Please give the number of lines in the material below that contain "浆砌块石", and provide nothing besides that number.

:: THE INPUT ::

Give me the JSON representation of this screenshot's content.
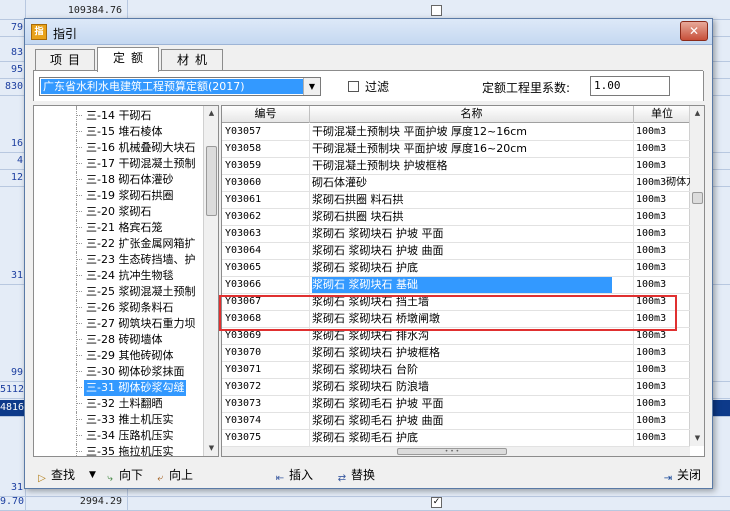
{
  "background": {
    "rows": [
      {
        "a": "",
        "b": "109384.76"
      },
      {
        "a": "79",
        "b": ""
      },
      {
        "a": "83",
        "b": ""
      },
      {
        "a": "95",
        "b": ""
      },
      {
        "a": "830",
        "b": ""
      },
      {
        "a": "16",
        "b": ""
      },
      {
        "a": "4",
        "b": ""
      },
      {
        "a": "12",
        "b": ""
      },
      {
        "a": "31",
        "b": ""
      },
      {
        "a": "99",
        "b": ""
      },
      {
        "a": "5112",
        "b": ""
      },
      {
        "a": "4816",
        "b": ""
      },
      {
        "a": "31",
        "b": ""
      },
      {
        "a": "9.70",
        "b": "2994.29"
      }
    ]
  },
  "dialog": {
    "title": "指引",
    "close_symbol": "✕",
    "icon_text": "指",
    "tabs": [
      {
        "label": "项目",
        "active": false
      },
      {
        "label": "定额",
        "active": true
      },
      {
        "label": "材机",
        "active": false
      }
    ],
    "standard": {
      "selected": "广东省水利水电建筑工程预算定额(2017)"
    },
    "filter": {
      "label": "过滤",
      "checked": false
    },
    "coefficient": {
      "label": "定额工程里系数:",
      "value": "1.00"
    },
    "tree": {
      "items": [
        {
          "label": "三-14 干砌石",
          "selected": false
        },
        {
          "label": "三-15 堆石棱体",
          "selected": false
        },
        {
          "label": "三-16 机械叠砌大块石",
          "selected": false
        },
        {
          "label": "三-17 干砌混凝土预制",
          "selected": false
        },
        {
          "label": "三-18 砌石体灌砂",
          "selected": false
        },
        {
          "label": "三-19 浆砌石拱圈",
          "selected": false
        },
        {
          "label": "三-20 浆砌石",
          "selected": false
        },
        {
          "label": "三-21 格宾石笼",
          "selected": false
        },
        {
          "label": "三-22 扩张金属网箱扩",
          "selected": false
        },
        {
          "label": "三-23 生态砖挡墙、护",
          "selected": false
        },
        {
          "label": "三-24 抗冲生物毯",
          "selected": false
        },
        {
          "label": "三-25 浆砌混凝土预制",
          "selected": false
        },
        {
          "label": "三-26 浆砌条料石",
          "selected": false
        },
        {
          "label": "三-27 砌筑块石重力坝",
          "selected": false
        },
        {
          "label": "三-28 砖砌墙体",
          "selected": false
        },
        {
          "label": "三-29 其他砖砌体",
          "selected": false
        },
        {
          "label": "三-30 砌体砂浆抹面",
          "selected": false
        },
        {
          "label": "三-31 砌体砂浆勾缝",
          "selected": true
        },
        {
          "label": "三-32 土料翻晒",
          "selected": false
        },
        {
          "label": "三-33 推土机压实",
          "selected": false
        },
        {
          "label": "三-34 压路机压实",
          "selected": false
        },
        {
          "label": "三-35 拖拉机压实",
          "selected": false
        }
      ]
    },
    "grid": {
      "headers": {
        "code": "编号",
        "name": "名称",
        "unit": "单位"
      },
      "rows": [
        {
          "code": "Y03057",
          "name": "干砌混凝土预制块 平面护坡 厚度12~16cm",
          "unit": "100m3",
          "selected": false
        },
        {
          "code": "Y03058",
          "name": "干砌混凝土预制块 平面护坡 厚度16~20cm",
          "unit": "100m3",
          "selected": false
        },
        {
          "code": "Y03059",
          "name": "干砌混凝土预制块 护坡框格",
          "unit": "100m3",
          "selected": false
        },
        {
          "code": "Y03060",
          "name": "砌石体灌砂",
          "unit": "100m3砌体方",
          "selected": false
        },
        {
          "code": "Y03061",
          "name": "浆砌石拱圈 料石拱",
          "unit": "100m3",
          "selected": false
        },
        {
          "code": "Y03062",
          "name": "浆砌石拱圈 块石拱",
          "unit": "100m3",
          "selected": false
        },
        {
          "code": "Y03063",
          "name": "浆砌石 浆砌块石 护坡 平面",
          "unit": "100m3",
          "selected": false
        },
        {
          "code": "Y03064",
          "name": "浆砌石 浆砌块石 护坡 曲面",
          "unit": "100m3",
          "selected": false
        },
        {
          "code": "Y03065",
          "name": "浆砌石 浆砌块石 护底",
          "unit": "100m3",
          "selected": false
        },
        {
          "code": "Y03066",
          "name": "浆砌石 浆砌块石 基础",
          "unit": "100m3",
          "selected": true
        },
        {
          "code": "Y03067",
          "name": "浆砌石 浆砌块石 挡土墙",
          "unit": "100m3",
          "selected": false
        },
        {
          "code": "Y03068",
          "name": "浆砌石 浆砌块石 桥墩闸墩",
          "unit": "100m3",
          "selected": false
        },
        {
          "code": "Y03069",
          "name": "浆砌石 浆砌块石 排水沟",
          "unit": "100m3",
          "selected": false
        },
        {
          "code": "Y03070",
          "name": "浆砌石 浆砌块石 护坡框格",
          "unit": "100m3",
          "selected": false
        },
        {
          "code": "Y03071",
          "name": "浆砌石 浆砌块石 台阶",
          "unit": "100m3",
          "selected": false
        },
        {
          "code": "Y03072",
          "name": "浆砌石 浆砌块石 防浪墙",
          "unit": "100m3",
          "selected": false
        },
        {
          "code": "Y03073",
          "name": "浆砌石 浆砌毛石 护坡 平面",
          "unit": "100m3",
          "selected": false
        },
        {
          "code": "Y03074",
          "name": "浆砌石 浆砌毛石 护坡 曲面",
          "unit": "100m3",
          "selected": false
        },
        {
          "code": "Y03075",
          "name": "浆砌石 浆砌毛石 护底",
          "unit": "100m3",
          "selected": false
        }
      ]
    },
    "toolbar": {
      "find": "查找",
      "find_dropdown": "▼",
      "down": "向下",
      "up": "向上",
      "insert": "插入",
      "replace": "替换",
      "close": "关闭"
    }
  }
}
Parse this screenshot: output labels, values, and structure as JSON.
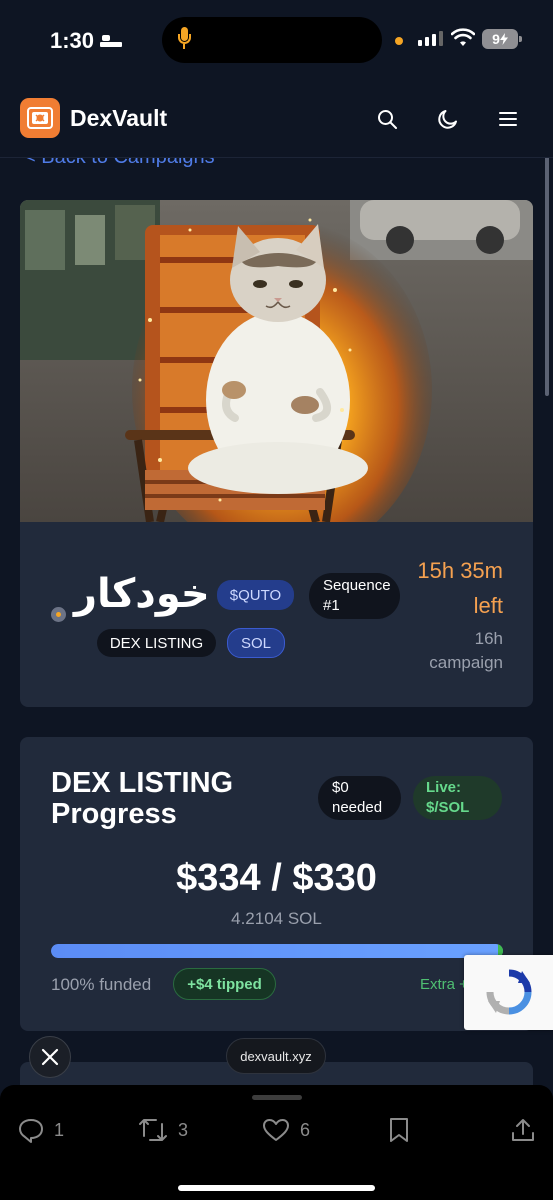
{
  "status_bar": {
    "time": "1:30",
    "battery": "9"
  },
  "header": {
    "brand": "DexVault"
  },
  "back_link": "< Back to Campaigns",
  "campaign": {
    "title": "خودكار",
    "ticker": "$QUTO",
    "sequence": [
      "Sequence",
      "#1"
    ],
    "type_badge": "DEX LISTING",
    "chain_badge": "SOL",
    "time_left": [
      "15h 35m",
      "left"
    ],
    "duration": [
      "16h",
      "campaign"
    ]
  },
  "progress": {
    "title": [
      "DEX LISTING",
      "Progress"
    ],
    "needed": [
      "$0",
      "needed"
    ],
    "live": [
      "Live:",
      "$/SOL"
    ],
    "amount": "$334 / $330",
    "sol": "4.2104 SOL",
    "percent_funded": 100,
    "funded_label": "100% funded",
    "tipped_label": "+$4 tipped",
    "extra_label": "Extra +"
  },
  "browser": {
    "url": "dexvault.xyz"
  },
  "tweet_actions": {
    "replies": "1",
    "reposts": "3",
    "likes": "6"
  },
  "colors": {
    "accent": "#f07d33",
    "progress": "#5b8cf5",
    "live": "#3fb950",
    "time": "#f5a150"
  }
}
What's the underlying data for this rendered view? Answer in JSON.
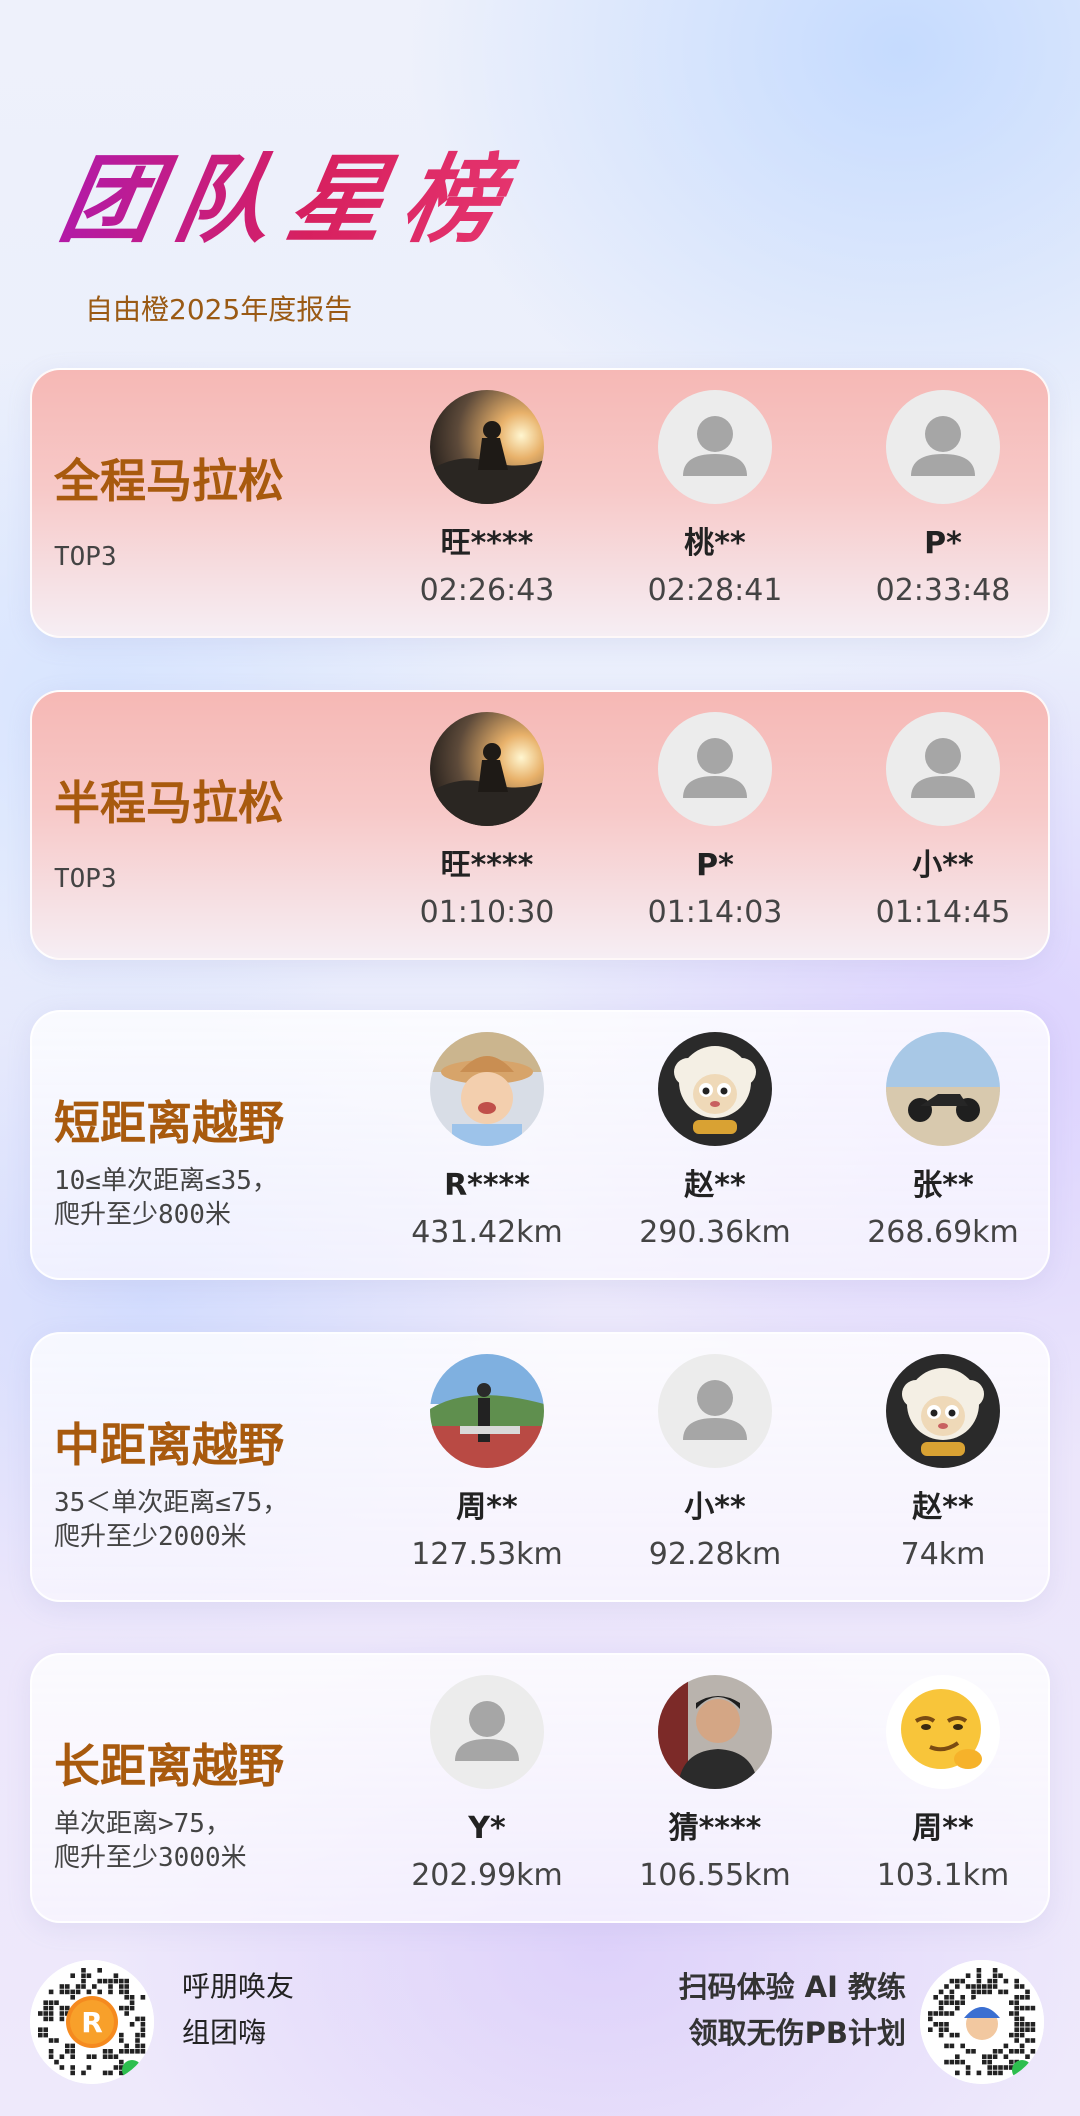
{
  "header": {
    "title": "团队星榜",
    "subtitle": "自由橙2025年度报告"
  },
  "cards": [
    {
      "title": "全程马拉松",
      "desc": [
        "TOP3"
      ],
      "entries": [
        {
          "name": "旺****",
          "value": "02:26:43",
          "avatar": "sunset-photo"
        },
        {
          "name": "桃**",
          "value": "02:28:41",
          "avatar": "default-person-icon"
        },
        {
          "name": "P*",
          "value": "02:33:48",
          "avatar": "default-person-icon"
        }
      ]
    },
    {
      "title": "半程马拉松",
      "desc": [
        "TOP3"
      ],
      "entries": [
        {
          "name": "旺****",
          "value": "01:10:30",
          "avatar": "sunset-photo"
        },
        {
          "name": "P*",
          "value": "01:14:03",
          "avatar": "default-person-icon"
        },
        {
          "name": "小**",
          "value": "01:14:45",
          "avatar": "default-person-icon"
        }
      ]
    },
    {
      "title": "短距离越野",
      "desc": [
        "10≤单次距离≤35，",
        "爬升至少800米"
      ],
      "entries": [
        {
          "name": "R****",
          "value": "431.42km",
          "avatar": "baby-hat-photo"
        },
        {
          "name": "赵**",
          "value": "290.36km",
          "avatar": "sheep-cartoon"
        },
        {
          "name": "张**",
          "value": "268.69km",
          "avatar": "motorcycle-beach-photo"
        }
      ]
    },
    {
      "title": "中距离越野",
      "desc": [
        "35＜单次距离≤75，",
        "爬升至少2000米"
      ],
      "entries": [
        {
          "name": "周**",
          "value": "127.53km",
          "avatar": "person-landscape-photo"
        },
        {
          "name": "小**",
          "value": "92.28km",
          "avatar": "default-person-icon"
        },
        {
          "name": "赵**",
          "value": "74km",
          "avatar": "sheep-cartoon"
        }
      ]
    },
    {
      "title": "长距离越野",
      "desc": [
        "单次距离>75，",
        "爬升至少3000米"
      ],
      "entries": [
        {
          "name": "Y*",
          "value": "202.99km",
          "avatar": "default-person-icon"
        },
        {
          "name": "猜****",
          "value": "106.55km",
          "avatar": "man-portrait-photo"
        },
        {
          "name": "周**",
          "value": "103.1km",
          "avatar": "smirk-emoji"
        }
      ]
    }
  ],
  "footer": {
    "left_lines": [
      "呼朋唤友",
      "组团嗨"
    ],
    "right_lines": [
      "扫码体验 AI 教练",
      "领取无伤PB计划"
    ],
    "left_qr": "miniprogram-qr-code-logo",
    "right_qr": "miniprogram-qr-code-avatar"
  },
  "colors": {
    "title_gradient_start": "#b21aa8",
    "title_gradient_end": "#e5356e",
    "accent_brown": "#a85a0e",
    "pink_card": "#f6b8b5"
  }
}
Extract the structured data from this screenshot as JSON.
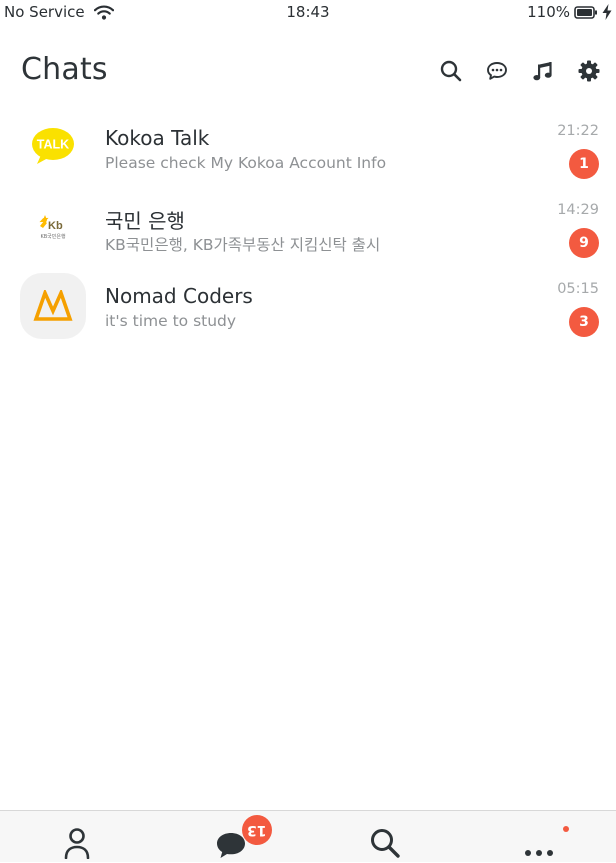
{
  "status_bar": {
    "carrier": "No Service",
    "time": "18:43",
    "battery": "110%",
    "icons": [
      "wifi-icon",
      "battery-icon",
      "charging-icon"
    ]
  },
  "header": {
    "title": "Chats",
    "actions": [
      "search-icon",
      "new-chat-icon",
      "music-icon",
      "settings-icon"
    ]
  },
  "chats": [
    {
      "name": "Kokoa Talk",
      "preview": "Please check My Kokoa Account Info",
      "time": "21:22",
      "unread": "1",
      "avatar_text": "TALK",
      "avatar_color": "#fae100"
    },
    {
      "name": "국민 은행",
      "preview": "KB국민은행, KB가족부동산 지킴신탁 출시",
      "time": "14:29",
      "unread": "9",
      "avatar_text": "KB국민은행",
      "avatar_color": "#ffbc00"
    },
    {
      "name": "Nomad Coders",
      "preview": "it's time to study",
      "time": "05:15",
      "unread": "3",
      "avatar_color": "#f5a000"
    }
  ],
  "tab_bar": {
    "tabs": [
      "friends-tab",
      "chats-tab",
      "search-tab",
      "more-tab"
    ],
    "chats_badge": "13"
  },
  "colors": {
    "badge": "#f35a40",
    "text_primary": "#2c3135",
    "text_secondary": "#8e9194",
    "text_time": "#a6a9ab",
    "tab_bar_bg": "#f7f7f7"
  }
}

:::

FINISHED EXERCISE: 10